  • Hunter S Thomson: Thomson’s one of those writers who I feel loses their lustre the older one gets – what’s thrillingly rock’and’roll when you read it at 14 is slightly more self-indulgent claptrap when you hit your 30s (or at least that’s what I found). Regardless of your thoughts on the Dr’s writings, he’s as much famed as an icon of the counterculture as author of renown – this piece, itself a review of a biography of Thomson, presents a fairly stark assessment of his qualities as a journalist, writer and human being. Interesting throughout, whether or not you’re a Thompson fan, and another piece of evidence to add to the stacked pile which seems to point to the overriding characteristic of the 20th Century as being ‘white men being allowed to get away with stuff, over and over again’.

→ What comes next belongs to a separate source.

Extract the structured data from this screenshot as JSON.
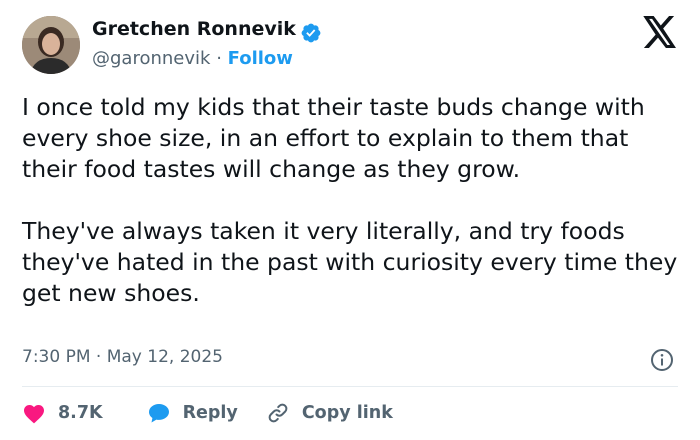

  • Meet Sam Asghari: Celebrity profiles tend to bore me, but I cannot recommend this one, of Mr Britney Spears, highly enough. It is possibly a bit mean, but if you take it at face value then there seems to be little danger that its subject will ever be able to tell that it’s not an entirely-positive piece of writing. Deliciously, beautifully withering throughout.
  • Divorce Does Funny Things: Not actually about divorce; instead, this is a brief piece of writing about working on the rigs. This is only a couple of thousand words, max, but it contains enough for a novel (it is in fact an extract from the author’s book, called Sea State) – superb writing, by Tabitha Lasley.
  • 6 Things To Think About When Designing Your Child: Very short piece of near-future fiction; I think I said something similar about a piece last week, but this is brilliant precisely because of the gaps it leaves in what it tells you, and how you’re forced to fill them in.
  • The World in 2031: A collection of writings, compiled by Storythings on the occasion of the project’s 10th anniversary, in which authors write with an eye on a decade hence. “We’ve commissioned eight writers from across the globe to write short fiction that explores some of these impacts – climate migration, climate change, digital identity projects, the use of artificial intelligence and machine learning in multiple settings from work to health to culture, and how all this affects who we are – with a view to the year 2031. The world was different 10 years ago when we launched and it will have changed again 10 years from now.” I’ve read about half of these, and on that basis can recommend the whole collection unreservedly – SO much good writing and interesting thinking here.
  • A Hunger: Finally this week, a short story exploring queerness in life and love; it seems trite to say it, but there is so much interesting work coming from queer, nonbinary, etc, authors at the moment, not least because these are voices I simply have not heard for most of my 4+ decades on this beknighted planet. This is beautifully-written by Fran Lock.

By Irana Douer